Leeks
  1. Rinse & slice leek. In a skillet, place oil, sliced leek, sage leaves, garlic, salt & pepper. When the garlic is fragrant & the leek is tender, turn off heat & transfer to a dish to cool.
Dough
  1. In a small dish, combine yeast with lukewarm water; allow to stand for a few minutes until frothy. In a large bowl, combine butter, salt, sour cream, cooked, mashed potato & 1/2 of the leek mixture. Beat together well.
  2. When yeast is ready, add it to the wet mixture. Mix in flour, one cup at a time. When dough is blended, turn onto a lightly buttered work surface. Knead dough about 10 minutes, until smooth & elastic. Place dough ball in a lightly greased bowl, cover with plastic wrap & let rise in a warm place until doubled in size, about 1 1/2 hours. While dough is rising prepare filling.
Filling
  1. In a skillet, fry bacon to a cooked but not real crisp stage. Transfer to a paper towel, reserving bacon drippings to sauté mushrooms in. When mushrooms have cooked & released most of their moisture, remove from heat.
  2. In a bowl, combine remaining other half of cooked leek mixture, bacon, cooked chicken (or turkey), & mushrooms. Add Ranch dressing & salt to taste. Set aside.
Assembly & Baking
  1. On a lightly greased work surface, divide risen dough into 8 balls. Roll each ball into an OVAL shape, about 7 x 6-inch size. Divide filling into 8 portions. On each oval, place a portion of the filling in a straight line on the middle of the dough.
  2. Keep one side free & cut the other side of the dough into thin strips using a knife. Fold the uncut side over the filling first, then continue rolling over the cut side.
  3. Line a large baking sheet with parchment paper & place the 'calzones' on it, curving them into a C shape. (Place the side with the 'strips' curving to the outside). Brush calzones lightly with egg wash; cover with plastic wrap & allow to rise for about 20 minutes.

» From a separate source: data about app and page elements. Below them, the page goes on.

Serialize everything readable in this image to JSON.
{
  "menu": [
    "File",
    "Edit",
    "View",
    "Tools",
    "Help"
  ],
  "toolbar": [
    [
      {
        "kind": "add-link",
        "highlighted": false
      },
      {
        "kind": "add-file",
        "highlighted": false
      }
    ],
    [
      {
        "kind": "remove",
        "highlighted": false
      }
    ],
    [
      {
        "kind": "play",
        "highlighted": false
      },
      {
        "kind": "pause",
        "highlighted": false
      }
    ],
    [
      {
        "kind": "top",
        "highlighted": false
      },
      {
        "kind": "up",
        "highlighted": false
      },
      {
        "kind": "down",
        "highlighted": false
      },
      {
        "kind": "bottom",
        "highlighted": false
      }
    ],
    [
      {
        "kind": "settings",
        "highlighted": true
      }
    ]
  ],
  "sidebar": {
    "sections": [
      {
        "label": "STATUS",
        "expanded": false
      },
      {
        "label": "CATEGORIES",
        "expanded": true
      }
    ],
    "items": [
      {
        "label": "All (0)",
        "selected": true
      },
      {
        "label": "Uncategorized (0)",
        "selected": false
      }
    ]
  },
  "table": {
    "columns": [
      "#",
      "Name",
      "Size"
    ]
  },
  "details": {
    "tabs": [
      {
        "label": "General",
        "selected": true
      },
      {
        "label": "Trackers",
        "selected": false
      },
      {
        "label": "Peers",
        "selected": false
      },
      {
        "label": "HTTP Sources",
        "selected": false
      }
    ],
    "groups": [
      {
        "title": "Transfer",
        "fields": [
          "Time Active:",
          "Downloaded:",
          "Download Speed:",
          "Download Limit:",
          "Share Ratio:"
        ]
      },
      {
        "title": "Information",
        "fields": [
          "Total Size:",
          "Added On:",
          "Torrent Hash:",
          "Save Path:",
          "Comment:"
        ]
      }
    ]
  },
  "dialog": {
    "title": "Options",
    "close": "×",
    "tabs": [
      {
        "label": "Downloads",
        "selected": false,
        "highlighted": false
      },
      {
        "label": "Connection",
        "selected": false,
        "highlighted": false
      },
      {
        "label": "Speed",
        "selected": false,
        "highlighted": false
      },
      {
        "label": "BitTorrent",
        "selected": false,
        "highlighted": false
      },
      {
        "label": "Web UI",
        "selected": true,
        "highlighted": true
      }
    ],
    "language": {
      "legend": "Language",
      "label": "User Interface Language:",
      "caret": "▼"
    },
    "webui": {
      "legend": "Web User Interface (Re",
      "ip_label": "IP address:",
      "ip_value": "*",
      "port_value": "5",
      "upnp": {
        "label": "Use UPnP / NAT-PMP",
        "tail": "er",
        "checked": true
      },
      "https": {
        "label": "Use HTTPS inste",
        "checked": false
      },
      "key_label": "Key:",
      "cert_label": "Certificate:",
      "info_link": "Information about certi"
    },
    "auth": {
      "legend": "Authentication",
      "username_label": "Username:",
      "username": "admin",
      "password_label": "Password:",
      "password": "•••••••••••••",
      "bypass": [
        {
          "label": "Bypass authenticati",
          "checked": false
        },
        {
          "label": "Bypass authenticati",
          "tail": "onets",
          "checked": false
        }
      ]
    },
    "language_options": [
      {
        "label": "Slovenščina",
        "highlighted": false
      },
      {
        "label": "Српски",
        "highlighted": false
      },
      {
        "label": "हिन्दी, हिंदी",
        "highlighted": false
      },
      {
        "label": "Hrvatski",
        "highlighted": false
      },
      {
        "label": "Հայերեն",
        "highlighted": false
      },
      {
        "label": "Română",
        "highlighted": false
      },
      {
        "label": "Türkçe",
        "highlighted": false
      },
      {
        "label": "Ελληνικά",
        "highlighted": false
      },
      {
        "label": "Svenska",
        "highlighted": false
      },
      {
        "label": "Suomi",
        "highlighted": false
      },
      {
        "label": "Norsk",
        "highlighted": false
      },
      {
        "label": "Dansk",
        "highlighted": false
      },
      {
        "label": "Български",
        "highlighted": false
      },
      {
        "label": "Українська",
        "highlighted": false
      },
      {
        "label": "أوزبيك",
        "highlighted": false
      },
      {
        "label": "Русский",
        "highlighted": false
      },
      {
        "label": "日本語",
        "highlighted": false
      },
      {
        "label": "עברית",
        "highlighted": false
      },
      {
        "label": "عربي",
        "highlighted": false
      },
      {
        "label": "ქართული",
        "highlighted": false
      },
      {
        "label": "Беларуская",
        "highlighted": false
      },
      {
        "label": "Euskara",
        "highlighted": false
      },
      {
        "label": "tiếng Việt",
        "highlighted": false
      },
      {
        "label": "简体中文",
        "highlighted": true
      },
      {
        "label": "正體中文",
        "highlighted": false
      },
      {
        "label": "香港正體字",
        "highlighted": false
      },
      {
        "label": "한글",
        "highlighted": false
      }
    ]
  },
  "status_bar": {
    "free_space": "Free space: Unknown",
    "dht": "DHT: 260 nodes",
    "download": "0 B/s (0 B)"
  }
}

  4. Preheat oven to 350 F.
  5. Bake calzones for 40 minutes until a golden brown. Serve hot or room temperature.